This series has been postponed. Please check back for future updates.
In 1955, New York-based psychologist Albert Ellis introduced an unconventional idea into the field of psychotherapy. Ellis believed that feeling shame or guilt for the way your life was going was a waste of energy. Acceptance, love and compassion, he offered, was a more effective way of dealing with life's frustrations and disappointments. In Ellis' view, our response to situations, not the situations themselves, create grief or joy.
Leap ahead to 2020 and the ideas pioneered by Ellis, who passed away in 2007, continue to influence cognitive behavior therapy. Ellis' wife, the esteemed psychologist and author, Dr. Debbie Joffe Ellis is now the champion of her late husband's groundbreaking approach, known as Rational Emotive Behavior Therapy (REBT). Together they co-authored the "Rational Emotive Therapy: Second Edition," published by the American Psychological Association.
"REBT is a wholistic approach and a way of life for those who choose it," Joffe Ellis explains. "It's imbued with compassion and empathy." With a focus on the mind/body connection, REBT she adds, helps people gain the skills to "think in healthy ways and claim the power of their own emotional destiny."
Beginning Monday, February 24, Seton Hall will host a six-part series on REBT, lead by Dr. Joffe Ellis.
REBT Series Schedule
Monday, February 24, 6:00 to 7:30 p.m.

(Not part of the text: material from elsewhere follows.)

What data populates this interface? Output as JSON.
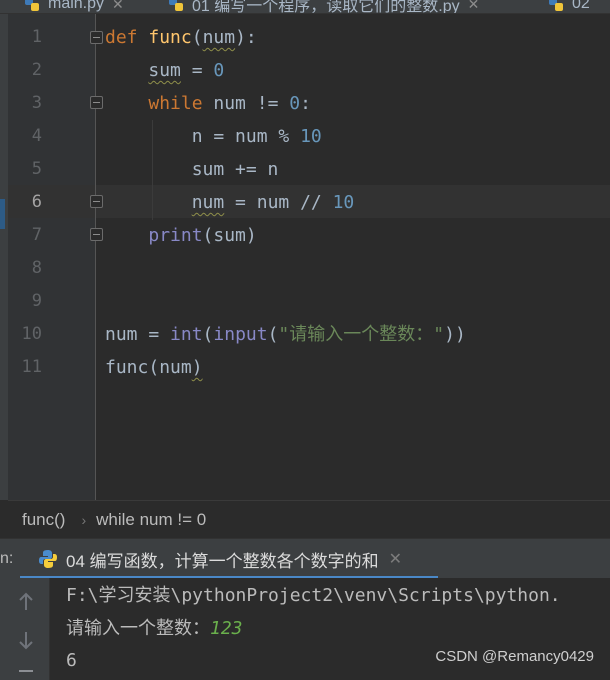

The History, Development and Unique Elements of REBT
Tuesday, March 17, 6:00 to 7:30 p.m.
*The March 17 REBT workshop has been postponed and will be rescheduled later this semester.
The Tools and Techniques of REBT
Monday, March 23, 6:00 to 7:30 p.m.
Transforming and Healing Anxiety, Depression, Suicidal Ideation and Other Debilitating Emotions
Tuesday, March 31, 6:00 to 7:30 p.m.
REBT for Individuals, Couples, Children and Groups
Monday, April 20, 6:00 to 7:30 p.m.
Pivotal Aspects of REBT Therapy Sessions: The role of the therapist, the client and challenges for advanced practitioners.
Wednesday, May 20, 6:00 to 7:30 p.m.
Psychologists Albert Ellis and Debbie Joffe Ellis have championed a form of cognitive behavior therapy, known as REBT.
Seton Hall University's Psychology Department in the College of Arts and Sciences, and the Professional Psychology and Family Therapy Department in the College of Education and Human Services are sponsoring the series in collaboration with SPLASH (School Psychology Leadership Association of Seton Hall) and the Psi Chi and Psychology clubs.
The event is open to the public. Registration is free for Seton Hall faculty and students, and $15/session for guests. R.S.V.P. by clicking the link here.
Championing A Compassionate Approach
Dr. Joffe Ellis is no stranger to the Seton Hall campus. She has delivered presentations focused on REBT to a receptive audience of students and professionals.
Known for creating a warm rapport with audience members, Ellis communicates the philosophy, methods and techniques of REBT, attempting to distinguish the difference between healthy and unhealthy thinking. She also utilizes live demonstrations of the approach with audience members who volunteer to participate. Ellis is a licensed psychologist and mental health counselor and is an adjunct professor at Columbia University. She is affiliated with several professional organizations, including the American Psychological Association, the Australian Psychological Society, and the American Counseling Association.
"A great deal of the empirically validated interventions in psychotherapy we see today are a result of the ideas put forth by Albert Ellis," said Professor Andrew Simon, Department of Psychology at Seton Hall. "The work of Debbie Joffe Ellis is carrying her late husband's ideas forward, educating a new generation on fundamental components of psychology. It is an honor to welcome Ellis to campus and have the opportunity to interact with her directly."
In 1993, Ellis was awarded a gold medal (along with Mother Teresa and the physician to the Dalai Lama) for her contributions to the field of alternative medicine by the Indian Board of Alternative Medicine in affiliation with the World Health Organization.
Ellis has also been recognized for her volunteer work with responders to the 9/11 terrorist attack and the family members of its victims, and for her contributions to the international development of educational programs for addiction treatment in Mexico. She currently has a private practice in New York City and is a highly sought-after speaker for lectures, workshops and seminars across the globe.
Ellis' presentation is open to the public and is of interest to students and professionals in the fields of psychology, philosophy and counseling. Click here for additional information about Debbie Joffe Ellis.